2 """This decorator can be used to turn simple functions
3 into well-behaved decorators, so long as the decorators
4 are fairly simple. If a decorator expects a function and
5 returns a function (no descriptors), and if it doesn't
6 modify function attributes or docstring, then it is
7 eligible to use this. Simply apply @simple_decorator to
8 your decorator and it will automatically preserve the
9 docstring and function attributes of functions to which
10 it is applied."""
11 def new_decorator(f):
12 g = decorator(f)
13 g.__name__ = f.__name__

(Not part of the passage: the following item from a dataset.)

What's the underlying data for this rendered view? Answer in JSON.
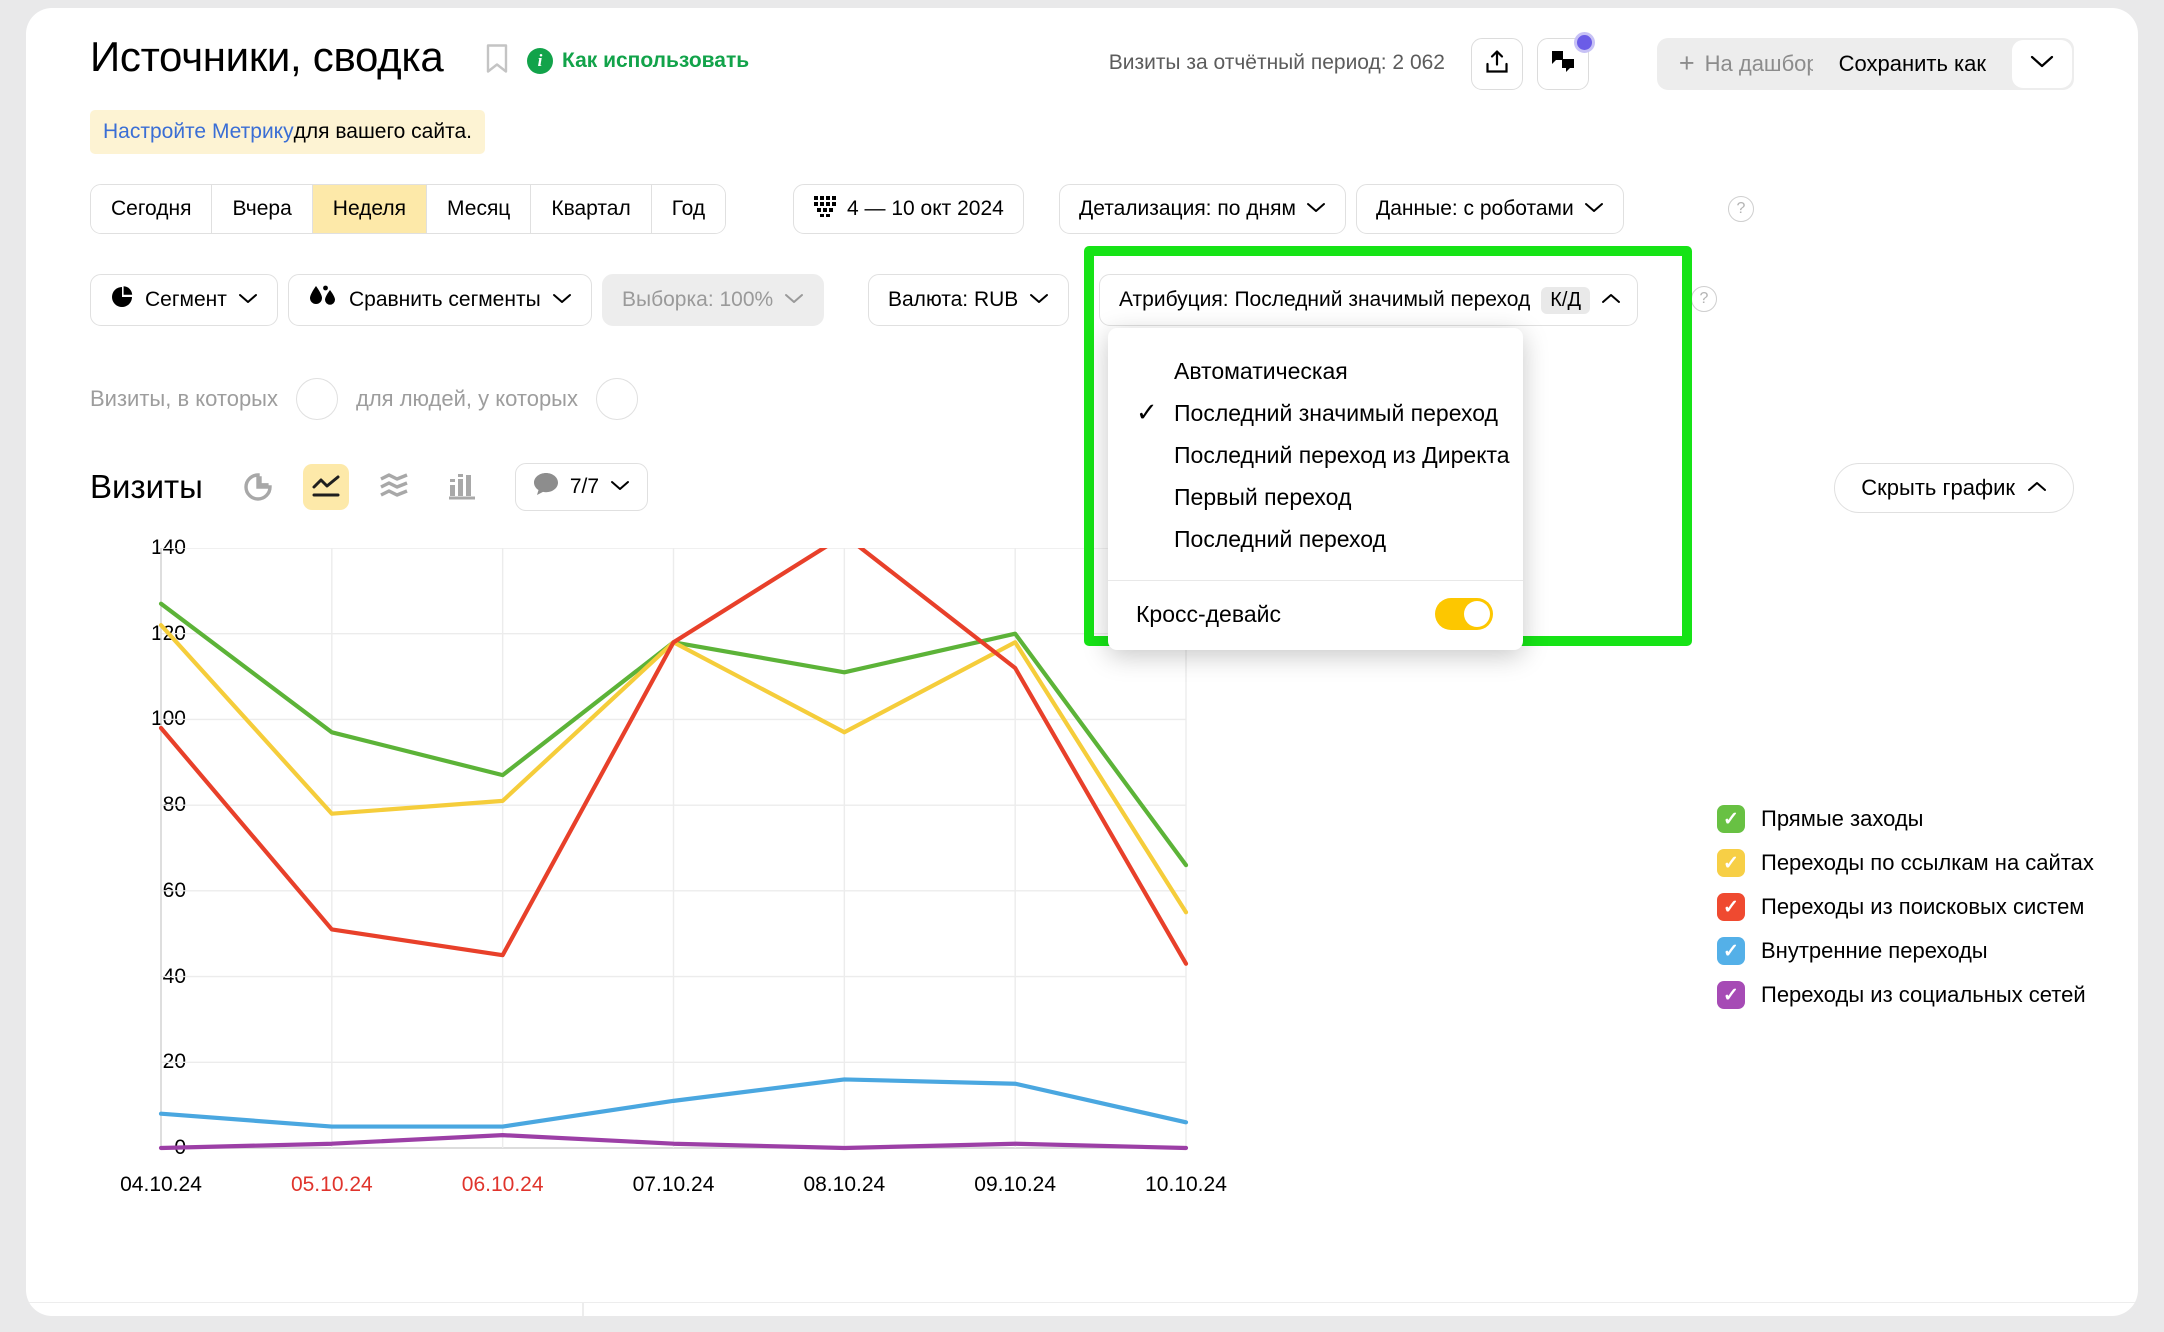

14 g.__doc__ = f.__doc__
16 return g
17 # Now a few lines needed to make simple_decorator itself
18 # be a well-behaved decorator.
19 new_decorator.__name__ = decorator.__name__
20 new_decorator.__doc__ = decorator.__doc__
22 return new_decorator
25 # Sample Use:
28 def mySimpleLoggingDecorator( func ):
29 def YOU_WILL_NEVER_SEE_THIS_NAME( *args, **kwargs ):
30 print 'calling %s' % func.__name__
31 return func( *args, **kwargs )
32 return YOU_WILL_NEVER_SEE_THIS_NAME
35 def double(x):
36 "Doubles a number"
37 return 2*x
39 assert double.__name__ == 'double'
40 assert double.__doc__ == 'Doubles a number'
41 print double(155)